The state Game and Fish Department is asking for help in locating active bald eagle nests in North Dakota.
Game and Fish conservation biologist Sandra Johnson said the department is looking for locations of nests with eagles present, not individual eagle sightings.
Eagles lay eggs in early-to-mid March, and hatch about a month later. Johnson said it’s easy to distinguish an eagle nest because of its enormous size.
“And you don’t have to travel far to find one, as we have around 270 active bald eagle nests, and possibly more, in the state,” Johnson said, while noting that in 2008 North Dakota had only 50 active nests.
Eagle nests are observed in more than three-quarters of the counties in the state, mostly near streams and mid- to large-sized lakes. However, they are also found in unique areas such as shelterbelts surrounded by cropland or pasture.
Nest observations should be reported online at the Game and Fish website, gf.nd.gov. Observers are asked to not disturb the nest, and to stay a safe distance away.
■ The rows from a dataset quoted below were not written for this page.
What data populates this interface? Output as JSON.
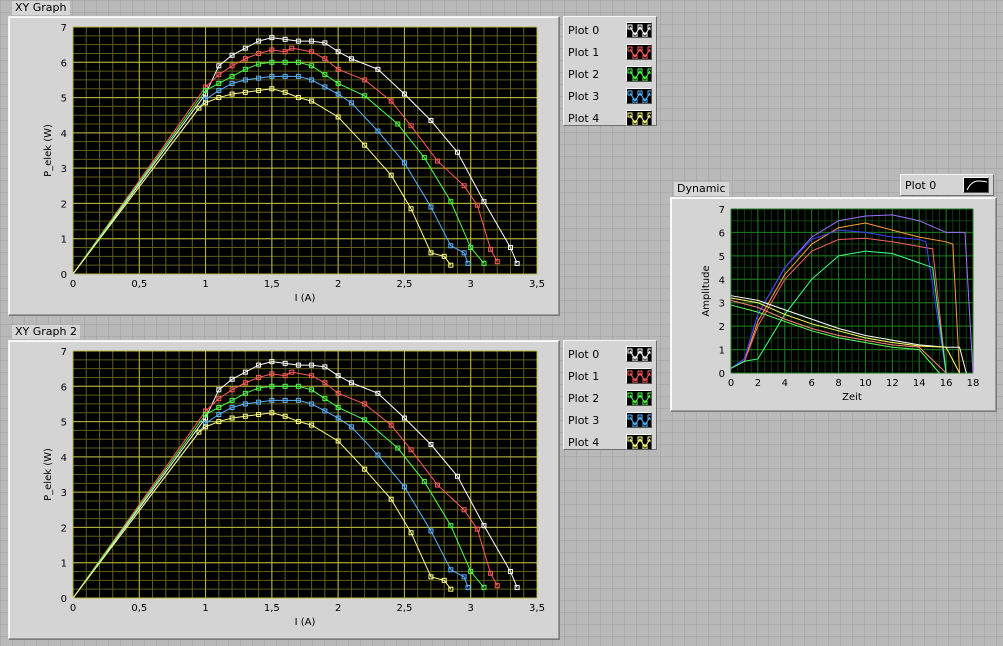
{
  "graphs": [
    {
      "title": "XY Graph",
      "xlabel": "I (A)",
      "ylabel": "P_elek (W)",
      "xticks": [
        "0",
        "0,5",
        "1",
        "1,5",
        "2",
        "2,5",
        "3",
        "3,5"
      ],
      "yticks": [
        "0",
        "1",
        "2",
        "3",
        "4",
        "5",
        "6",
        "7"
      ],
      "legend": [
        "Plot 0",
        "Plot 1",
        "Plot 2",
        "Plot 3",
        "Plot 4"
      ]
    },
    {
      "title": "XY Graph 2",
      "xlabel": "I (A)",
      "ylabel": "P_elek (W)",
      "xticks": [
        "0",
        "0,5",
        "1",
        "1,5",
        "2",
        "2,5",
        "3",
        "3,5"
      ],
      "yticks": [
        "0",
        "1",
        "2",
        "3",
        "4",
        "5",
        "6",
        "7"
      ],
      "legend": [
        "Plot 0",
        "Plot 1",
        "Plot 2",
        "Plot 3",
        "Plot 4"
      ]
    }
  ],
  "dynamic": {
    "title": "Dynamic",
    "xlabel": "Zeit",
    "ylabel": "Amplitude",
    "xticks": [
      "0",
      "2",
      "4",
      "6",
      "8",
      "10",
      "12",
      "14",
      "16",
      "18"
    ],
    "yticks": [
      "0",
      "1",
      "2",
      "3",
      "4",
      "5",
      "6",
      "7"
    ],
    "legend": [
      "Plot 0"
    ]
  },
  "colors": {
    "plot_bg": "#000000",
    "grid_major": "#b8b840",
    "grid_minor": "#5d5d1e",
    "dyn_grid_major": "#1e7a1e",
    "dyn_grid_minor": "#0e3f0e",
    "series": [
      "#ffffff",
      "#ff5a5a",
      "#4cff4c",
      "#5ab4ff",
      "#ffff88"
    ]
  },
  "chart_data": [
    {
      "type": "scatter",
      "title": "XY Graph",
      "xlabel": "I (A)",
      "ylabel": "P_elek (W)",
      "xlim": [
        0,
        3.5
      ],
      "ylim": [
        0,
        7
      ],
      "grid": true,
      "legend_position": "right-top",
      "series": [
        {
          "name": "Plot 0",
          "x": [
            0,
            1.0,
            1.1,
            1.2,
            1.3,
            1.4,
            1.5,
            1.6,
            1.7,
            1.8,
            1.9,
            2.0,
            2.1,
            2.3,
            2.5,
            2.7,
            2.9,
            3.1,
            3.3,
            3.35
          ],
          "y": [
            0,
            5.1,
            5.9,
            6.2,
            6.4,
            6.6,
            6.7,
            6.65,
            6.6,
            6.6,
            6.55,
            6.3,
            6.1,
            5.8,
            5.1,
            4.35,
            3.45,
            2.05,
            0.75,
            0.3
          ]
        },
        {
          "name": "Plot 1",
          "x": [
            0,
            1.0,
            1.1,
            1.2,
            1.3,
            1.4,
            1.5,
            1.6,
            1.65,
            1.8,
            1.9,
            2.0,
            2.2,
            2.4,
            2.55,
            2.75,
            2.95,
            3.05,
            3.15,
            3.2
          ],
          "y": [
            0,
            5.3,
            5.65,
            5.9,
            6.1,
            6.25,
            6.35,
            6.3,
            6.4,
            6.3,
            6.1,
            5.8,
            5.5,
            4.9,
            4.2,
            3.2,
            2.5,
            1.95,
            0.7,
            0.35
          ]
        },
        {
          "name": "Plot 2",
          "x": [
            0,
            1.0,
            1.1,
            1.2,
            1.3,
            1.4,
            1.5,
            1.6,
            1.7,
            1.8,
            1.9,
            2.0,
            2.2,
            2.45,
            2.65,
            2.85,
            3.0,
            3.1
          ],
          "y": [
            0,
            5.2,
            5.4,
            5.6,
            5.8,
            5.95,
            6.0,
            6.0,
            6.0,
            5.9,
            5.65,
            5.4,
            5.05,
            4.25,
            3.3,
            2.05,
            0.75,
            0.3
          ]
        },
        {
          "name": "Plot 3",
          "x": [
            0,
            1.0,
            1.1,
            1.2,
            1.3,
            1.4,
            1.5,
            1.6,
            1.7,
            1.8,
            1.9,
            2.0,
            2.1,
            2.3,
            2.5,
            2.7,
            2.85,
            2.95,
            2.98
          ],
          "y": [
            0,
            4.95,
            5.2,
            5.4,
            5.5,
            5.55,
            5.6,
            5.6,
            5.6,
            5.5,
            5.3,
            5.1,
            4.85,
            4.05,
            3.15,
            1.9,
            0.8,
            0.6,
            0.3
          ]
        },
        {
          "name": "Plot 4",
          "x": [
            0,
            0.95,
            1.0,
            1.1,
            1.2,
            1.3,
            1.4,
            1.5,
            1.6,
            1.7,
            1.8,
            2.0,
            2.2,
            2.4,
            2.55,
            2.7,
            2.8,
            2.85
          ],
          "y": [
            0,
            4.7,
            4.85,
            5.0,
            5.1,
            5.15,
            5.2,
            5.25,
            5.15,
            5.0,
            4.9,
            4.45,
            3.65,
            2.8,
            1.85,
            0.6,
            0.5,
            0.25
          ]
        }
      ]
    },
    {
      "type": "scatter",
      "title": "XY Graph 2",
      "xlabel": "I (A)",
      "ylabel": "P_elek (W)",
      "xlim": [
        0,
        3.5
      ],
      "ylim": [
        0,
        7
      ],
      "grid": true,
      "legend_position": "right-top",
      "series": [
        {
          "name": "Plot 0",
          "x": [
            0,
            1.0,
            1.1,
            1.2,
            1.3,
            1.4,
            1.5,
            1.6,
            1.7,
            1.8,
            1.9,
            2.0,
            2.1,
            2.3,
            2.5,
            2.7,
            2.9,
            3.1,
            3.3,
            3.35
          ],
          "y": [
            0,
            5.1,
            5.9,
            6.2,
            6.4,
            6.6,
            6.7,
            6.65,
            6.6,
            6.6,
            6.55,
            6.3,
            6.1,
            5.8,
            5.1,
            4.35,
            3.45,
            2.05,
            0.75,
            0.3
          ]
        },
        {
          "name": "Plot 1",
          "x": [
            0,
            1.0,
            1.1,
            1.2,
            1.3,
            1.4,
            1.5,
            1.6,
            1.65,
            1.8,
            1.9,
            2.0,
            2.2,
            2.4,
            2.55,
            2.75,
            2.95,
            3.05,
            3.15,
            3.2
          ],
          "y": [
            0,
            5.3,
            5.65,
            5.9,
            6.1,
            6.25,
            6.35,
            6.3,
            6.4,
            6.3,
            6.1,
            5.8,
            5.5,
            4.9,
            4.2,
            3.2,
            2.5,
            1.95,
            0.7,
            0.35
          ]
        },
        {
          "name": "Plot 2",
          "x": [
            0,
            1.0,
            1.1,
            1.2,
            1.3,
            1.4,
            1.5,
            1.6,
            1.7,
            1.8,
            1.9,
            2.0,
            2.2,
            2.45,
            2.65,
            2.85,
            3.0,
            3.1
          ],
          "y": [
            0,
            5.2,
            5.4,
            5.6,
            5.8,
            5.95,
            6.0,
            6.0,
            6.0,
            5.9,
            5.65,
            5.4,
            5.05,
            4.25,
            3.3,
            2.05,
            0.75,
            0.3
          ]
        },
        {
          "name": "Plot 3",
          "x": [
            0,
            1.0,
            1.1,
            1.2,
            1.3,
            1.4,
            1.5,
            1.6,
            1.7,
            1.8,
            1.9,
            2.0,
            2.1,
            2.3,
            2.5,
            2.7,
            2.85,
            2.95,
            2.98
          ],
          "y": [
            0,
            4.95,
            5.2,
            5.4,
            5.5,
            5.55,
            5.6,
            5.6,
            5.6,
            5.5,
            5.3,
            5.1,
            4.85,
            4.05,
            3.15,
            1.9,
            0.8,
            0.6,
            0.3
          ]
        },
        {
          "name": "Plot 4",
          "x": [
            0,
            0.95,
            1.0,
            1.1,
            1.2,
            1.3,
            1.4,
            1.5,
            1.6,
            1.7,
            1.8,
            2.0,
            2.2,
            2.4,
            2.55,
            2.7,
            2.8,
            2.85
          ],
          "y": [
            0,
            4.7,
            4.85,
            5.0,
            5.1,
            5.15,
            5.2,
            5.25,
            5.15,
            5.0,
            4.9,
            4.45,
            3.65,
            2.8,
            1.85,
            0.6,
            0.5,
            0.25
          ]
        }
      ]
    },
    {
      "type": "line",
      "title": "Dynamic",
      "xlabel": "Zeit",
      "ylabel": "Amplitude",
      "xlim": [
        0,
        18
      ],
      "ylim": [
        0,
        7
      ],
      "grid": true,
      "legend_position": "top-right",
      "series": [
        {
          "color": "#a070ff",
          "x": [
            0,
            1,
            2,
            4,
            6,
            8,
            10,
            12,
            14,
            16,
            17,
            17.4,
            18
          ],
          "y": [
            0.2,
            0.6,
            2.5,
            4.5,
            5.8,
            6.5,
            6.7,
            6.75,
            6.5,
            6.0,
            6.0,
            6.0,
            0
          ]
        },
        {
          "color": "#ff9a40",
          "x": [
            0,
            1,
            2,
            4,
            6,
            8,
            10,
            12,
            14,
            16,
            16.5,
            17
          ],
          "y": [
            0.2,
            0.5,
            2.2,
            4.2,
            5.5,
            6.2,
            6.4,
            6.1,
            5.8,
            5.6,
            5.5,
            0
          ]
        },
        {
          "color": "#ff6060",
          "x": [
            0,
            1,
            2,
            4,
            6,
            8,
            10,
            12,
            14,
            15,
            16
          ],
          "y": [
            0.2,
            0.5,
            2.0,
            4.0,
            5.2,
            5.7,
            5.75,
            5.6,
            5.4,
            5.3,
            0
          ]
        },
        {
          "color": "#4040ff",
          "x": [
            0,
            1,
            2,
            4,
            6,
            8,
            10,
            12,
            14,
            14.5,
            16
          ],
          "y": [
            0.2,
            0.6,
            2.5,
            4.5,
            5.7,
            6.1,
            6.0,
            5.8,
            5.7,
            5.6,
            0
          ]
        },
        {
          "color": "#40ff80",
          "x": [
            0,
            1,
            2,
            4,
            6,
            8,
            10,
            12,
            14,
            15,
            16
          ],
          "y": [
            0.2,
            0.5,
            0.6,
            2.5,
            4.0,
            5.0,
            5.2,
            5.1,
            4.7,
            4.5,
            0
          ]
        },
        {
          "color": "#ffffff",
          "x": [
            0,
            2,
            4,
            6,
            8,
            10,
            12,
            14,
            16,
            17,
            17.5
          ],
          "y": [
            3.3,
            3.1,
            2.7,
            2.3,
            1.9,
            1.6,
            1.4,
            1.2,
            1.1,
            1.1,
            0
          ]
        },
        {
          "color": "#ffff60",
          "x": [
            0,
            2,
            4,
            6,
            8,
            10,
            12,
            14,
            16,
            17
          ],
          "y": [
            3.2,
            3.0,
            2.5,
            2.1,
            1.8,
            1.5,
            1.3,
            1.15,
            1.1,
            0
          ]
        },
        {
          "color": "#ff8080",
          "x": [
            0,
            2,
            4,
            6,
            8,
            10,
            12,
            14,
            16
          ],
          "y": [
            3.1,
            2.8,
            2.3,
            1.9,
            1.6,
            1.4,
            1.2,
            1.1,
            0
          ]
        },
        {
          "color": "#60ff60",
          "x": [
            0,
            2,
            4,
            6,
            8,
            10,
            12,
            14,
            15.5
          ],
          "y": [
            2.9,
            2.6,
            2.2,
            1.8,
            1.5,
            1.3,
            1.1,
            1.0,
            0
          ]
        }
      ]
    }
  ]
}
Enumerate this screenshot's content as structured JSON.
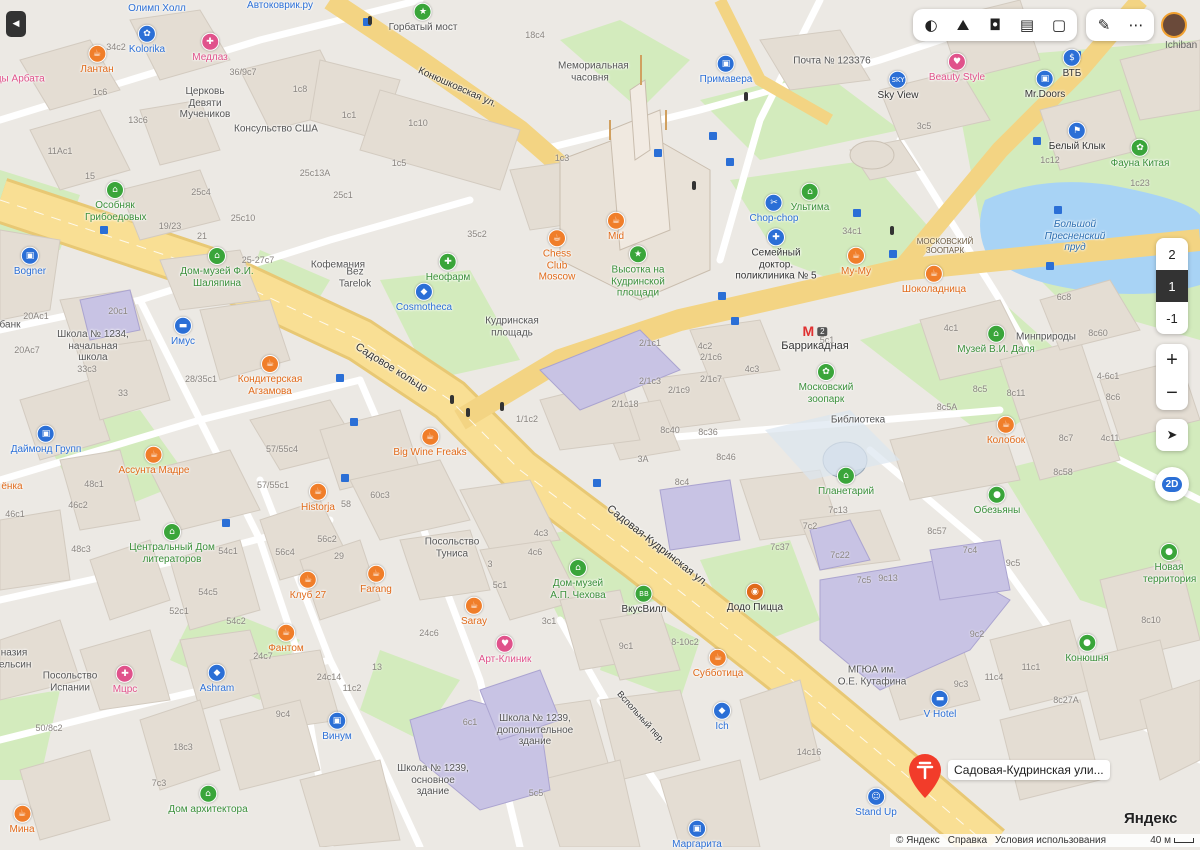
{
  "map": {
    "streets": [
      {
        "name": "Садовое кольцо"
      },
      {
        "name": "Садовая-Кудринская ул."
      },
      {
        "name": "Конюшковская ул."
      },
      {
        "name": "Вспольный пер."
      }
    ],
    "places": {
      "olimp": "Олимп Холл",
      "avtokovrik": "Автоковрик.ру",
      "gorbaty": "Горбатый мост",
      "kolorika": "Kolorika",
      "medlaz": "Медлаз",
      "lantan": "Лантан",
      "arbat": "зды Арбата",
      "church": "Церковь Девяти Мучеников",
      "consulate": "Консульство США",
      "memorial": "Мемориальная часовня",
      "primavera": "Примавера",
      "post": "Почта № 123376",
      "skyview": "Sky View",
      "beauty": "Beauty Style",
      "vtb": "ВТБ",
      "mrdoors": "Mr.Doors",
      "granby": "Особняк Грибоедовых",
      "bellyklyk": "Белый Клык",
      "fauna": "Фауна Китая",
      "pond": "Большой Пресненский пруд",
      "zoo_label": "МОСКОВСКИЙ ЗООПАРК",
      "chopchop": "Chop-chop",
      "ultima": "Ультима",
      "mid": "Mid",
      "chess": "Chess Club Moscow",
      "neofarm": "Неофарм",
      "kofemania": "Кофемания",
      "beztarelok": "Bez Tarelok",
      "cosmotheca": "Cosmotheca",
      "vysotka": "Высотка на Кудринской площади",
      "polyclinic": "Семейный доктор. поликлиника № 5",
      "mymu": "My-My",
      "shokolad": "Шоколадница",
      "bogner": "Bogner",
      "shalyapin": "Дом-музей Ф.И. Шаляпина",
      "bank": "банк",
      "school1234": "Школа № 1234, начальная школа",
      "imus": "Имус",
      "kudrinsk_sq": "Кудринская площадь",
      "barrikadnaya": "Баррикадная",
      "metro_line": "2",
      "minpriroda": "Минприроды",
      "dal": "Музей В.И. Даля",
      "zoo": "Московский зоопарк",
      "library": "Библиотека",
      "konditer": "Кондитерская Агзамова",
      "daimond": "Даймонд Групп",
      "kolobok": "Колобок",
      "bigwine": "Big Wine Freaks",
      "assunta": "Ассунта Мадре",
      "planetarium": "Планетарий",
      "enka": "ёнка",
      "historja": "Historja",
      "obezyany": "Обезьяны",
      "cdl": "Центральный Дом литераторов",
      "tunis": "Посольство Туниса",
      "chekhov": "Дом-музей А.П. Чехова",
      "vkusvill": "ВкусВилл",
      "dodo": "Додо Пицца",
      "novaya": "Новая территория",
      "club27": "Клуб 27",
      "farang": "Farang",
      "saray": "Saray",
      "fantom": "Фантом",
      "artklinik": "Арт-Клиник",
      "subbotitsa": "Субботица",
      "mgua": "МГЮА им. О.Е. Кутафина",
      "konyushnya": "Конюшня",
      "nazia": "назия ельсин",
      "spain": "Посольство Испании",
      "mts": "Мцрс",
      "ashram": "Ashram",
      "ich": "Ich",
      "vhotel": "V Hotel",
      "school1239a": "Школа № 1239, дополнительное здание",
      "vinum": "Винум",
      "school1239b": "Школа № 1239, основное здание",
      "architect": "Дом архитектора",
      "standup": "Stand Up",
      "margarita": "Маргарита",
      "mina": "Мина"
    },
    "house_numbers": [
      "34c2",
      "36/9c7",
      "1c8",
      "1c1",
      "1c10",
      "1c5",
      "25c13A",
      "25c1",
      "1c3",
      "18c4",
      "1c6",
      "13c6",
      "1c1",
      "11Ac1",
      "15",
      "19/23",
      "25c10",
      "21",
      "25c4",
      "25-27c7",
      "35c2",
      "20c1",
      "20Ac1",
      "20Ac7",
      "33c3",
      "33",
      "28/35c1",
      "57/55c1",
      "57/55c4",
      "46c2",
      "46c1",
      "48c1",
      "48c3",
      "52c1",
      "54c1",
      "54c2",
      "54c5",
      "56c4",
      "56c2",
      "60c3",
      "58",
      "29",
      "24c6",
      "24c7",
      "24c14",
      "11c2",
      "9c4",
      "6c1",
      "18c3",
      "50/8c2",
      "7c3",
      "13",
      "3",
      "5c1",
      "5c5",
      "4c3",
      "4c6",
      "3c1",
      "2/1c1",
      "2/1c3",
      "2/1c7",
      "2/1c6",
      "2/1c18",
      "1/1c2",
      "4c3",
      "2/1c9",
      "8c40",
      "8c36",
      "8c46",
      "3A",
      "8c4",
      "7c13",
      "7c2",
      "7c37",
      "7c22",
      "7c5",
      "9c13",
      "8c57",
      "7c4",
      "9c5",
      "9c2",
      "9c3",
      "8c10",
      "11c4",
      "8c27A",
      "11c1",
      "14c16",
      "8-10с2",
      "9c1",
      "4c1",
      "4c2",
      "3c5",
      "1c12",
      "5c1",
      "34c1",
      "8c5",
      "8c5A",
      "8c11",
      "8c7",
      "8c58",
      "6c8",
      "4-6c1",
      "8c60",
      "8c6",
      "1c23",
      "4c11"
    ],
    "selected_place": "Садовая-Кудринская ули...",
    "scale": "40 м",
    "copyright": "© Яндекс",
    "help": "Справка",
    "terms": "Условия использования",
    "logo": "Яндекс"
  },
  "toolbar": {
    "icons": [
      "layers-icon",
      "panorama-icon",
      "camera-icon",
      "transit-icon",
      "square-icon"
    ],
    "ruler": "ruler-icon",
    "more": "⋯",
    "user_name": "Ichiban B"
  },
  "floor": {
    "levels": [
      "2",
      "1",
      "-1"
    ],
    "selected": "1"
  },
  "zoom": {
    "plus": "+",
    "minus": "−"
  },
  "view_mode": "2D",
  "colors": {
    "road_major": "#f6d27a",
    "road_minor": "#ffffff",
    "park": "#cfe8b6",
    "water": "#a8d3f5",
    "building": "#e3ddd5",
    "building_highlight": "#c9c4e6",
    "pin_food": "#f07e2a",
    "pin_green": "#3aa53a",
    "pin_blue": "#2b6fd6",
    "pin_pink": "#e0528b",
    "pin_selected": "#f23c2a"
  }
}
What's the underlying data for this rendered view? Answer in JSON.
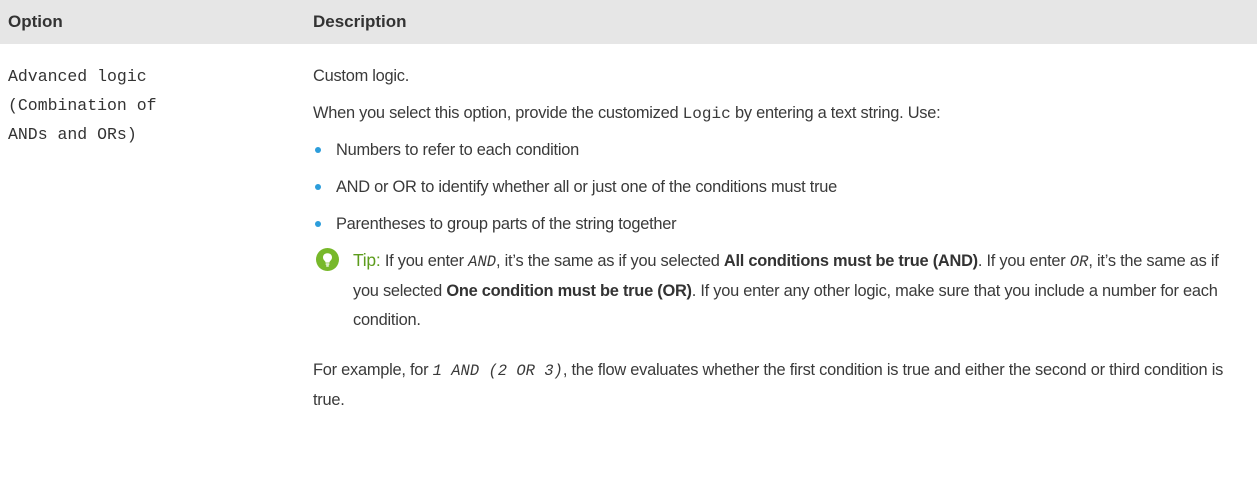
{
  "table": {
    "headers": {
      "option": "Option",
      "description": "Description"
    },
    "row": {
      "option_lines": [
        "Advanced logic",
        "(Combination of",
        "ANDs and ORs)"
      ],
      "desc": {
        "custom": "Custom logic.",
        "when_before": "When you select this option, provide the customized ",
        "when_code": "Logic",
        "when_after": " by entering a text string. Use:",
        "bullets": [
          "Numbers to refer to each condition",
          "AND or OR to identify whether all or just one of the conditions must true",
          "Parentheses to group parts of the string together"
        ],
        "tip": {
          "label": "Tip:",
          "t1": " If you enter ",
          "c1": "AND",
          "t2": ", it’s the same as if you selected ",
          "b1": "All conditions must be true (AND)",
          "t3": ". If you enter ",
          "c2": "OR",
          "t4": ", it’s the same as if you selected ",
          "b2": "One condition must be true (OR)",
          "t5": ". If you enter any other logic, make sure that you include a number for each condition."
        },
        "example": {
          "before": "For example, for ",
          "code": "1 AND (2 OR 3)",
          "after": ", the flow evaluates whether the first condition is true and either the second or third condition is true."
        }
      }
    }
  },
  "colors": {
    "header_bg": "#e6e6e6",
    "bullet": "#2c9ddb",
    "tip_icon": "#77b82a",
    "tip_label": "#5d9c1d"
  },
  "icons": {
    "tip": "lightbulb-icon",
    "bullet": "bullet-dot-icon"
  }
}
Johnson said foot traffic may disturb the bird, likely causing the eagle to leave her eggs or young unattended.